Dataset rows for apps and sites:
# # #
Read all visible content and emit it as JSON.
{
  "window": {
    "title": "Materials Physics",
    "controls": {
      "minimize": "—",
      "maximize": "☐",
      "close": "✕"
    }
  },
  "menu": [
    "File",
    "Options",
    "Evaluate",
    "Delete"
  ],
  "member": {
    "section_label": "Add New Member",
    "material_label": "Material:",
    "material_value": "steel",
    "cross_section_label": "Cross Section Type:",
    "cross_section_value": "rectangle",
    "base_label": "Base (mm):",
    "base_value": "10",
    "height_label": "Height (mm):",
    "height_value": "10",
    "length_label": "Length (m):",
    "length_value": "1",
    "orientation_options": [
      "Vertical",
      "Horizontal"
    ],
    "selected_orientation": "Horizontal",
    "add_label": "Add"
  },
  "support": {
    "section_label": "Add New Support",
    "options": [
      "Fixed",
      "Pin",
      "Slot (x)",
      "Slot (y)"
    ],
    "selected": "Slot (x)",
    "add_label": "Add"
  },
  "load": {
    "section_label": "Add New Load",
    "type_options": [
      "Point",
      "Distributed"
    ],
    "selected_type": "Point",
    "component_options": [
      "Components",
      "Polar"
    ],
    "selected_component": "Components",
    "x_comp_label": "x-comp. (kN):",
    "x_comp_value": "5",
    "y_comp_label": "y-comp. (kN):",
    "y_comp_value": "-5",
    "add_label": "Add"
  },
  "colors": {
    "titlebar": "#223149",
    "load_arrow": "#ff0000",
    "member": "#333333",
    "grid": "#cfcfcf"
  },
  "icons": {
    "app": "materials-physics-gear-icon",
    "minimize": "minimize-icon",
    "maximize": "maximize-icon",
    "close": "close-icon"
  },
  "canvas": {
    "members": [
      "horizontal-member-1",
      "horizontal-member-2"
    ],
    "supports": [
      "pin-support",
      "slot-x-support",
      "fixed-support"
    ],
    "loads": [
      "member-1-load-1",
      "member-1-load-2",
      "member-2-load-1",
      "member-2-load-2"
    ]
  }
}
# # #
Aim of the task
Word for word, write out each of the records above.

Solution for this task
Read all visible content and emit it as JSON.
{
  "window": {
    "title": "Materials Physics",
    "controls": {
      "minimize": "—",
      "maximize": "☐",
      "close": "✕"
    }
  },
  "menu": [
    "File",
    "Options",
    "Evaluate",
    "Delete"
  ],
  "member": {
    "section_label": "Add New Member",
    "material_label": "Material:",
    "material_value": "steel",
    "cross_section_label": "Cross Section Type:",
    "cross_section_value": "rectangle",
    "base_label": "Base (mm):",
    "base_value": "10",
    "height_label": "Height (mm):",
    "height_value": "10",
    "length_label": "Length (m):",
    "length_value": "1",
    "orientation_options": [
      "Vertical",
      "Horizontal"
    ],
    "selected_orientation": "Horizontal",
    "add_label": "Add"
  },
  "support": {
    "section_label": "Add New Support",
    "options": [
      "Fixed",
      "Pin",
      "Slot (x)",
      "Slot (y)"
    ],
    "selected": "Slot (x)",
    "add_label": "Add"
  },
  "load": {
    "section_label": "Add New Load",
    "type_options": [
      "Point",
      "Distributed"
    ],
    "selected_type": "Point",
    "component_options": [
      "Components",
      "Polar"
    ],
    "selected_component": "Components",
    "x_comp_label": "x-comp. (kN):",
    "x_comp_value": "5",
    "y_comp_label": "y-comp. (kN):",
    "y_comp_value": "-5",
    "add_label": "Add"
  },
  "colors": {
    "titlebar": "#223149",
    "load_arrow": "#ff0000",
    "member": "#333333",
    "grid": "#cfcfcf"
  },
  "icons": {
    "app": "materials-physics-gear-icon",
    "minimize": "minimize-icon",
    "maximize": "maximize-icon",
    "close": "close-icon"
  },
  "canvas": {
    "members": [
      "horizontal-member-1",
      "horizontal-member-2"
    ],
    "supports": [
      "pin-support",
      "slot-x-support",
      "fixed-support"
    ],
    "loads": [
      "member-1-load-1",
      "member-1-load-2",
      "member-2-load-1",
      "member-2-load-2"
    ]
  }
}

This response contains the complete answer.